— WHAT TO WORK ON —
All records below are to be duplicated exactly, with every picture excluded.

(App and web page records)
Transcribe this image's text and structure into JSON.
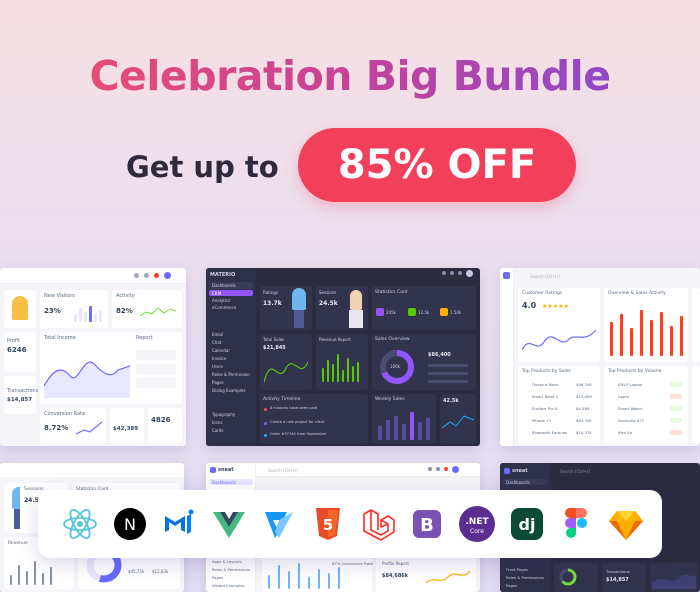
{
  "headline": "Celebration Big Bundle",
  "subline": "Get up to",
  "discount": "85% OFF",
  "colors": {
    "headline_gradient": [
      "#f24f6a",
      "#c64398",
      "#7d4ad8"
    ],
    "pill": "#f23f5c",
    "primary": "#696cff",
    "dark_bg": "#2b2c40"
  },
  "dash_left": {
    "new_visitors": "New Visitors",
    "activity": "Activity",
    "visitors_value": "23%",
    "activity_value": "82%",
    "profit": "Profit",
    "profit_value": "6246",
    "total_income": "Total Income",
    "report": "Report",
    "transactions": "Transactions",
    "transactions_value": "$14,857",
    "conversion": "Conversion Rate",
    "conversion_value": "8.72%",
    "revenue_value": "$42,389",
    "sales_value": "4826"
  },
  "dash_center": {
    "brand": "MATERIO",
    "nav": [
      "Dashboards",
      "CRM",
      "Analytics",
      "eCommerce",
      "Email",
      "Chat",
      "Calendar",
      "Invoice",
      "Users",
      "Roles & Permission",
      "Pages",
      "Dialog Examples",
      "Typography",
      "Icons",
      "Cards"
    ],
    "ratings": "Ratings",
    "ratings_value": "13.7k",
    "sessions": "Sessions",
    "sessions_value": "24.5k",
    "statistics_card": "Statistics Card",
    "stat_sales": "245k",
    "stat_customers": "12.5k",
    "stat_product": "1.54k",
    "total_sales": "Total Sales",
    "total_sales_value": "$21,845",
    "revenue_report": "Revenue Report",
    "sales_overview": "Sales Overview",
    "donut_value": "100k",
    "sales_number": "$86,400",
    "activity_timeline": "Activity Timeline",
    "timeline_items": [
      "8 Invoices have been paid",
      "Create a new project for client",
      "Order #37745 from September"
    ],
    "weekly_sales": "Weekly Sales",
    "weekly_value": "42.5k"
  },
  "dash_right": {
    "customer_ratings": "Customer Ratings",
    "rating_value": "4.0",
    "overview": "Overview & Sales Activity",
    "top_products": "Top Products by Sales",
    "top_volume": "Top Products by Volume",
    "products": [
      "Oneplus Nord",
      "Smart Band 4",
      "Surface Pro X",
      "iPhone 13",
      "Bluetooth Earbuds"
    ],
    "prices": [
      "$98,348",
      "$15,459",
      "$4,589",
      "$84,345",
      "$10,374"
    ],
    "volume_items": [
      "ENVY Laptop",
      "Apple",
      "Smart Watch",
      "Samsung A72",
      "iPad Air"
    ]
  },
  "bottom_left": {
    "statistics_card": "Statistics Card",
    "sessions": "Sessions",
    "sessions_value": "24.5k",
    "revenue": "Revenue",
    "value_a": "$45,75k",
    "value_b": "$12,83k"
  },
  "bottom_center": {
    "brand": "sneat",
    "search": "Search (Ctrl+/)",
    "nav": [
      "Dashboards",
      "Apps & Layouts",
      "Roles & Permissions",
      "Pages",
      "Wizard Examples"
    ],
    "conversion": "87% Conversion Rate",
    "profile_report": "Profile Report",
    "profile_value": "$84,686k"
  },
  "bottom_right": {
    "brand": "sneat",
    "search": "Search (Ctrl+/)",
    "nav": [
      "Dashboards",
      "Front Pages",
      "Roles & Permissions",
      "Pages"
    ],
    "transactions": "Transactions",
    "transactions_value": "$14,857"
  },
  "tech_icons": [
    {
      "name": "react-icon",
      "label": ""
    },
    {
      "name": "nextjs-icon",
      "label": "N"
    },
    {
      "name": "mui-icon",
      "label": ""
    },
    {
      "name": "vue-icon",
      "label": ""
    },
    {
      "name": "vuetify-icon",
      "label": ""
    },
    {
      "name": "html5-icon",
      "label": "5"
    },
    {
      "name": "laravel-icon",
      "label": ""
    },
    {
      "name": "bootstrap-icon",
      "label": "B"
    },
    {
      "name": "dotnet-icon",
      "label": ".NET",
      "sub": "Core"
    },
    {
      "name": "django-icon",
      "label": "dj"
    },
    {
      "name": "figma-icon",
      "label": ""
    },
    {
      "name": "sketch-icon",
      "label": ""
    }
  ]
}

— SOLVED PROBLEM —
Transcribe this image's text and structure into JSON.
{
  "headline": "Celebration Big Bundle",
  "subline": "Get up to",
  "discount": "85% OFF",
  "colors": {
    "headline_gradient": [
      "#f24f6a",
      "#c64398",
      "#7d4ad8"
    ],
    "pill": "#f23f5c",
    "primary": "#696cff",
    "dark_bg": "#2b2c40"
  },
  "dash_left": {
    "new_visitors": "New Visitors",
    "activity": "Activity",
    "visitors_value": "23%",
    "activity_value": "82%",
    "profit": "Profit",
    "profit_value": "6246",
    "total_income": "Total Income",
    "report": "Report",
    "transactions": "Transactions",
    "transactions_value": "$14,857",
    "conversion": "Conversion Rate",
    "conversion_value": "8.72%",
    "revenue_value": "$42,389",
    "sales_value": "4826"
  },
  "dash_center": {
    "brand": "MATERIO",
    "nav": [
      "Dashboards",
      "CRM",
      "Analytics",
      "eCommerce",
      "Email",
      "Chat",
      "Calendar",
      "Invoice",
      "Users",
      "Roles & Permission",
      "Pages",
      "Dialog Examples",
      "Typography",
      "Icons",
      "Cards"
    ],
    "ratings": "Ratings",
    "ratings_value": "13.7k",
    "sessions": "Sessions",
    "sessions_value": "24.5k",
    "statistics_card": "Statistics Card",
    "stat_sales": "245k",
    "stat_customers": "12.5k",
    "stat_product": "1.54k",
    "total_sales": "Total Sales",
    "total_sales_value": "$21,845",
    "revenue_report": "Revenue Report",
    "sales_overview": "Sales Overview",
    "donut_value": "100k",
    "sales_number": "$86,400",
    "activity_timeline": "Activity Timeline",
    "timeline_items": [
      "8 Invoices have been paid",
      "Create a new project for client",
      "Order #37745 from September"
    ],
    "weekly_sales": "Weekly Sales",
    "weekly_value": "42.5k"
  },
  "dash_right": {
    "customer_ratings": "Customer Ratings",
    "rating_value": "4.0",
    "overview": "Overview & Sales Activity",
    "top_products": "Top Products by Sales",
    "top_volume": "Top Products by Volume",
    "products": [
      "Oneplus Nord",
      "Smart Band 4",
      "Surface Pro X",
      "iPhone 13",
      "Bluetooth Earbuds"
    ],
    "prices": [
      "$98,348",
      "$15,459",
      "$4,589",
      "$84,345",
      "$10,374"
    ],
    "volume_items": [
      "ENVY Laptop",
      "Apple",
      "Smart Watch",
      "Samsung A72",
      "iPad Air"
    ]
  },
  "bottom_left": {
    "statistics_card": "Statistics Card",
    "sessions": "Sessions",
    "sessions_value": "24.5k",
    "revenue": "Revenue",
    "value_a": "$45,75k",
    "value_b": "$12,83k"
  },
  "bottom_center": {
    "brand": "sneat",
    "search": "Search (Ctrl+/)",
    "nav": [
      "Dashboards",
      "Apps & Layouts",
      "Roles & Permissions",
      "Pages",
      "Wizard Examples"
    ],
    "conversion": "87% Conversion Rate",
    "profile_report": "Profile Report",
    "profile_value": "$84,686k"
  },
  "bottom_right": {
    "brand": "sneat",
    "search": "Search (Ctrl+/)",
    "nav": [
      "Dashboards",
      "Front Pages",
      "Roles & Permissions",
      "Pages"
    ],
    "transactions": "Transactions",
    "transactions_value": "$14,857"
  },
  "tech_icons": [
    {
      "name": "react-icon",
      "label": ""
    },
    {
      "name": "nextjs-icon",
      "label": "N"
    },
    {
      "name": "mui-icon",
      "label": ""
    },
    {
      "name": "vue-icon",
      "label": ""
    },
    {
      "name": "vuetify-icon",
      "label": ""
    },
    {
      "name": "html5-icon",
      "label": "5"
    },
    {
      "name": "laravel-icon",
      "label": ""
    },
    {
      "name": "bootstrap-icon",
      "label": "B"
    },
    {
      "name": "dotnet-icon",
      "label": ".NET",
      "sub": "Core"
    },
    {
      "name": "django-icon",
      "label": "dj"
    },
    {
      "name": "figma-icon",
      "label": ""
    },
    {
      "name": "sketch-icon",
      "label": ""
    }
  ]
}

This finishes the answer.